# Problem details:
"Mbps" is the word to look for; copy each line of the listing where it occurs.
===============
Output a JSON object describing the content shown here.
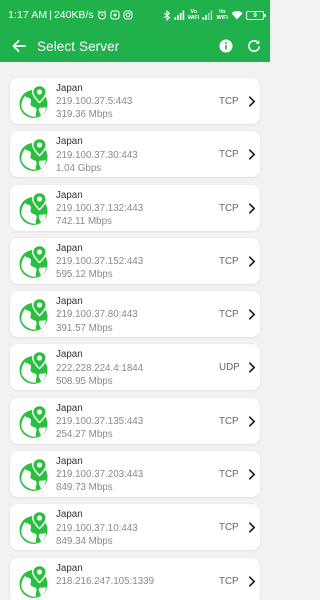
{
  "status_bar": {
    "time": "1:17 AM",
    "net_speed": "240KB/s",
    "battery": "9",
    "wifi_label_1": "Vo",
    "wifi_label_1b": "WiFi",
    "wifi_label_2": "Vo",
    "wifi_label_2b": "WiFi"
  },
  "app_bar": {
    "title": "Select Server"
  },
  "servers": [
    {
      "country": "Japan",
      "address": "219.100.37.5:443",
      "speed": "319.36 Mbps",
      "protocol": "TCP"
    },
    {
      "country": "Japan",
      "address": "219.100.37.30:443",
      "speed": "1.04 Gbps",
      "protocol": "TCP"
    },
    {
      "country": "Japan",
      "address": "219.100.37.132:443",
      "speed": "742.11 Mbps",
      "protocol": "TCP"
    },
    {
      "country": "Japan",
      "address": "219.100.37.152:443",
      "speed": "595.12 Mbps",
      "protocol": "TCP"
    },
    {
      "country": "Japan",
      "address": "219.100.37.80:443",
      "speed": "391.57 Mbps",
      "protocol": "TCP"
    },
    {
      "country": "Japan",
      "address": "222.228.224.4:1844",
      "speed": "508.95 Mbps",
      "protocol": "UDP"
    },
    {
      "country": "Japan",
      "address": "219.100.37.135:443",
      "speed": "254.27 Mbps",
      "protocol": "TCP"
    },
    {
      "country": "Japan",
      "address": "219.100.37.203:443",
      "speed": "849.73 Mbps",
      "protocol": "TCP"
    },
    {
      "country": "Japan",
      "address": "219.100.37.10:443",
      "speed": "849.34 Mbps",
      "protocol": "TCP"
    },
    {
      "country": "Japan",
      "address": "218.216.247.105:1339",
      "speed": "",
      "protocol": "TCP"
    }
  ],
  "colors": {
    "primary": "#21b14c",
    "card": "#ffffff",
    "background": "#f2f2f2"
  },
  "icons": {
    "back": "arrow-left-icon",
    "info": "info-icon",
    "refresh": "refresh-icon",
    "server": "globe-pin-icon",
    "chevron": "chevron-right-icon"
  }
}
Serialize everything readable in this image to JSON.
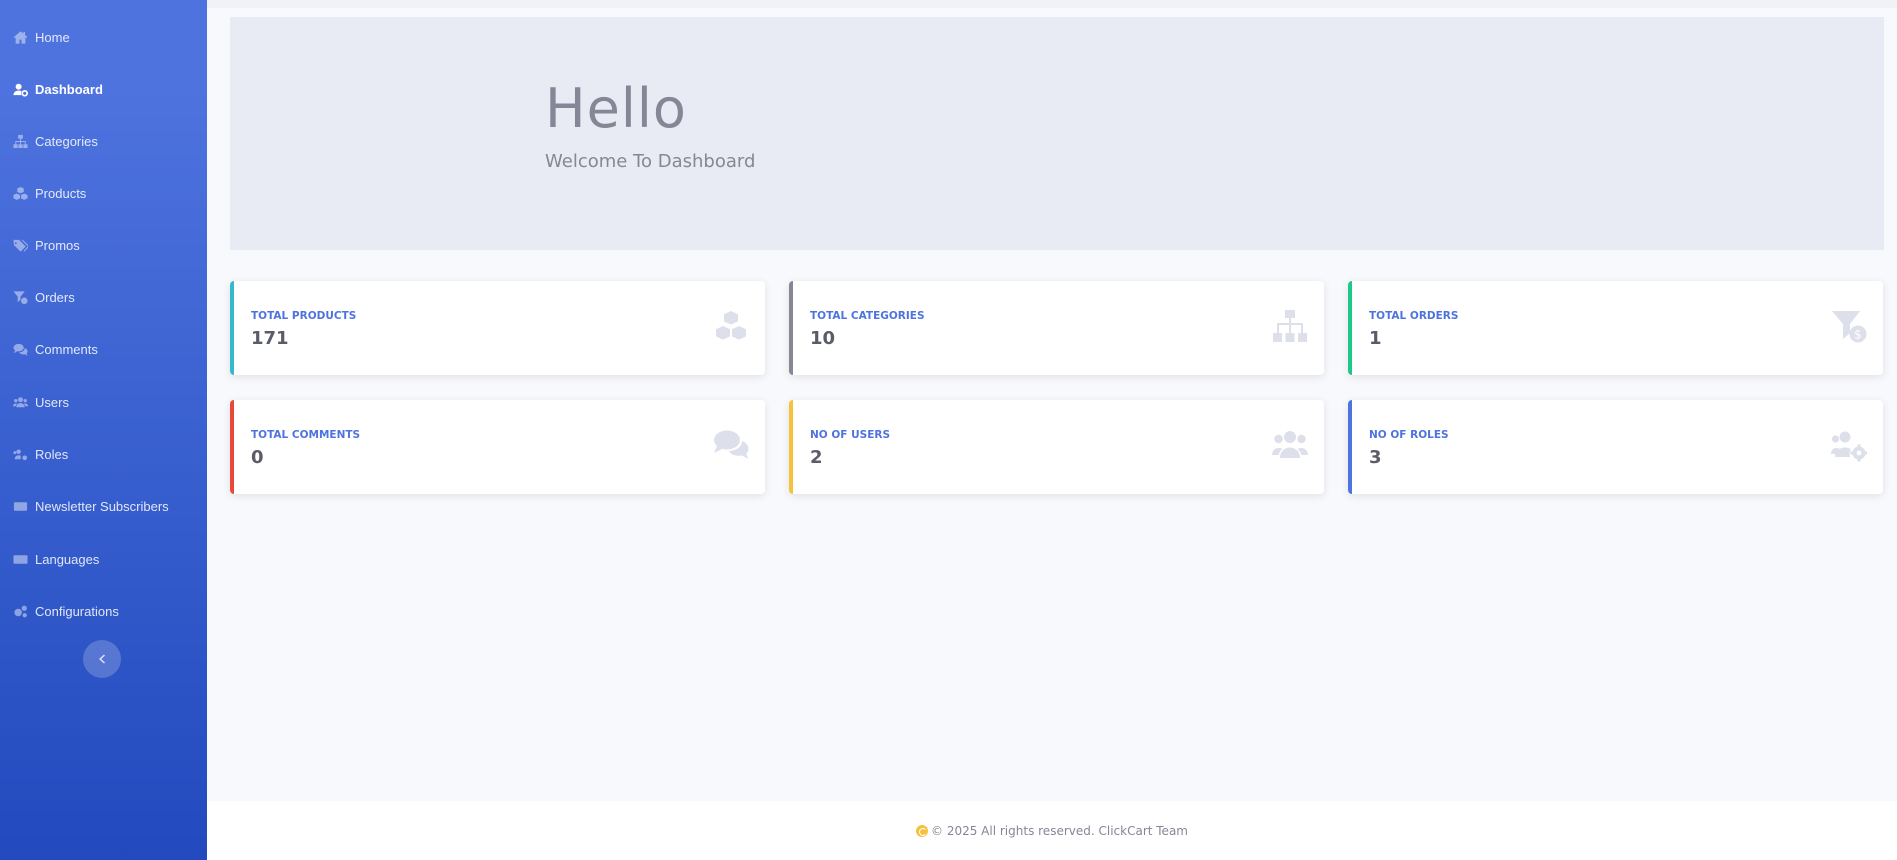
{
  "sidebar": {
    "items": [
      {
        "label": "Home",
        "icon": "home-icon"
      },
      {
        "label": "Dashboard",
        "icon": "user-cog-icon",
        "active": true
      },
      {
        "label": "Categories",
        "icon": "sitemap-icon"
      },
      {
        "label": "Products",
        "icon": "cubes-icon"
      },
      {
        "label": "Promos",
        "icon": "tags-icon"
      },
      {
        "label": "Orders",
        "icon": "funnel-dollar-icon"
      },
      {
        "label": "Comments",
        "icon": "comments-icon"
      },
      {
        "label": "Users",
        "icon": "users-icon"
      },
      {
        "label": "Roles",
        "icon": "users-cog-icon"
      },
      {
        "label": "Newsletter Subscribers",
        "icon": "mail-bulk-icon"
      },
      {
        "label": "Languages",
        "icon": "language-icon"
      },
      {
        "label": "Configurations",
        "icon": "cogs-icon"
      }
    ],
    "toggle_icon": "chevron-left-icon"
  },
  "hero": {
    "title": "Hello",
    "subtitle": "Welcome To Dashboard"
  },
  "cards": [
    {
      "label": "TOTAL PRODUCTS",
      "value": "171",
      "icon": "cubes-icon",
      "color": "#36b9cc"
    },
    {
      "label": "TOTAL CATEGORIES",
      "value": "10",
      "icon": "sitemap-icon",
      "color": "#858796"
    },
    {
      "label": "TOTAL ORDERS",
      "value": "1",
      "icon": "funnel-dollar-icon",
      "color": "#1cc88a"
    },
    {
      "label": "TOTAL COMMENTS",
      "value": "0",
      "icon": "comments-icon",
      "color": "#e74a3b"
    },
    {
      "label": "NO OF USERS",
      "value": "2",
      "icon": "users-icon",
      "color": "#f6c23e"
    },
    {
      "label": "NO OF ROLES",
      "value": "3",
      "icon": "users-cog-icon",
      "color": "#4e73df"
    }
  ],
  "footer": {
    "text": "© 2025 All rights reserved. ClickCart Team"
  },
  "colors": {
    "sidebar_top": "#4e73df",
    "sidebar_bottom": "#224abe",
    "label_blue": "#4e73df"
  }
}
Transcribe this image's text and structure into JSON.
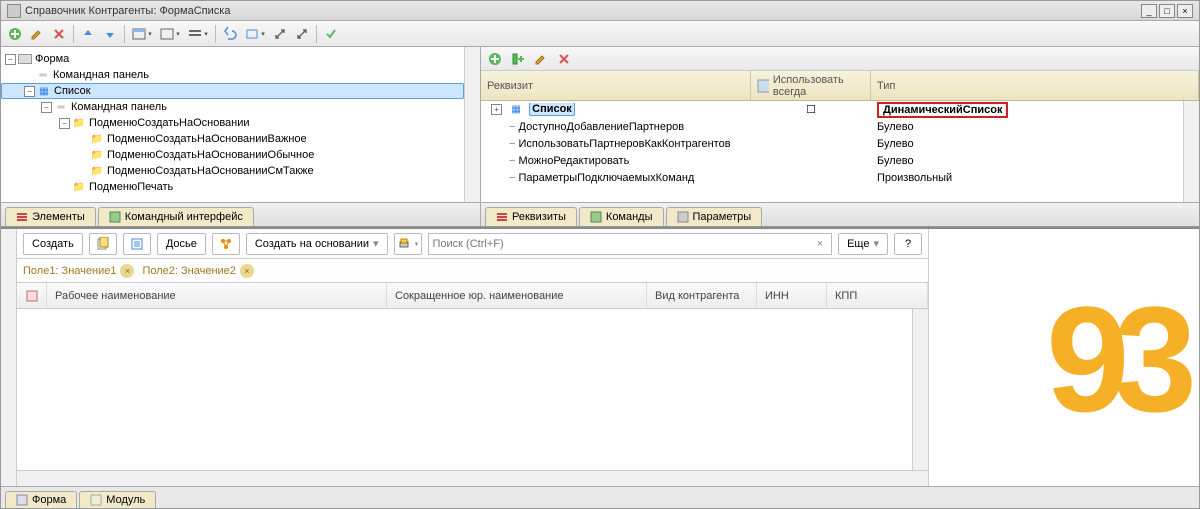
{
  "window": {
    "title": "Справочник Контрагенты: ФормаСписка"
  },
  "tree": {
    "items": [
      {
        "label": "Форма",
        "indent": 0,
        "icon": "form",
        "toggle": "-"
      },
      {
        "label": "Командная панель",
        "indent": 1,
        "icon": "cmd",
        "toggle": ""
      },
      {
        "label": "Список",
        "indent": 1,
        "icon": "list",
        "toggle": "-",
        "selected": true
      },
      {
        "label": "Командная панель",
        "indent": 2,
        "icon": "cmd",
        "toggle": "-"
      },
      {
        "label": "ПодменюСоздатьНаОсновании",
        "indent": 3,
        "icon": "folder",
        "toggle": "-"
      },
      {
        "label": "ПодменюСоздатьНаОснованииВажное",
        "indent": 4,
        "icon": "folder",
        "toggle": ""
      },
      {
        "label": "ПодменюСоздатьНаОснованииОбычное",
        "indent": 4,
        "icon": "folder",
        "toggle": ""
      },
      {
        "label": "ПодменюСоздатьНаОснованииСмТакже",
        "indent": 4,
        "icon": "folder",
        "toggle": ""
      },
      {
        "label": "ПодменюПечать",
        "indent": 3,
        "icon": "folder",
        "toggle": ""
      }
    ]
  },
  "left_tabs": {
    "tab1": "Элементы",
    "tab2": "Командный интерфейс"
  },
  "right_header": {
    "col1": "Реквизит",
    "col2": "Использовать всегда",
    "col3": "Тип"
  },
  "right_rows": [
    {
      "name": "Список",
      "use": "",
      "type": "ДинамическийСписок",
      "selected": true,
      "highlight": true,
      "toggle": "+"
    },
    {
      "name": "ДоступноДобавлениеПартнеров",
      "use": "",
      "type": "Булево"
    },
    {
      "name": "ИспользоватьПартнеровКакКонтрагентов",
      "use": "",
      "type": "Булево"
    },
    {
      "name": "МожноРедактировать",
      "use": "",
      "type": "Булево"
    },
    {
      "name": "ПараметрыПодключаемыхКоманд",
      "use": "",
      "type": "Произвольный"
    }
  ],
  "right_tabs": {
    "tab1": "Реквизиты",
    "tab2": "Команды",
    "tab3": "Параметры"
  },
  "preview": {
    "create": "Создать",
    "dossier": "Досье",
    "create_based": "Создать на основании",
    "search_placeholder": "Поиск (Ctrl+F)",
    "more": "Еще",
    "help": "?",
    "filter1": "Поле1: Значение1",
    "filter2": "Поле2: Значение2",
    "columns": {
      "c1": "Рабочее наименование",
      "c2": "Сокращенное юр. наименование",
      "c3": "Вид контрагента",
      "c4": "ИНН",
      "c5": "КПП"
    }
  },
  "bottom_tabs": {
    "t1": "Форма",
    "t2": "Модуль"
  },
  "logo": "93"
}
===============
# Your response:
      "speed": "319.36 Mbps",
      "speed": "742.11 Mbps",
      "speed": "595.12 Mbps",
      "speed": "391.57 Mbps",
      "speed": "508.95 Mbps",
      "speed": "254.27 Mbps",
      "speed": "849.73 Mbps",
      "speed": "849.34 Mbps",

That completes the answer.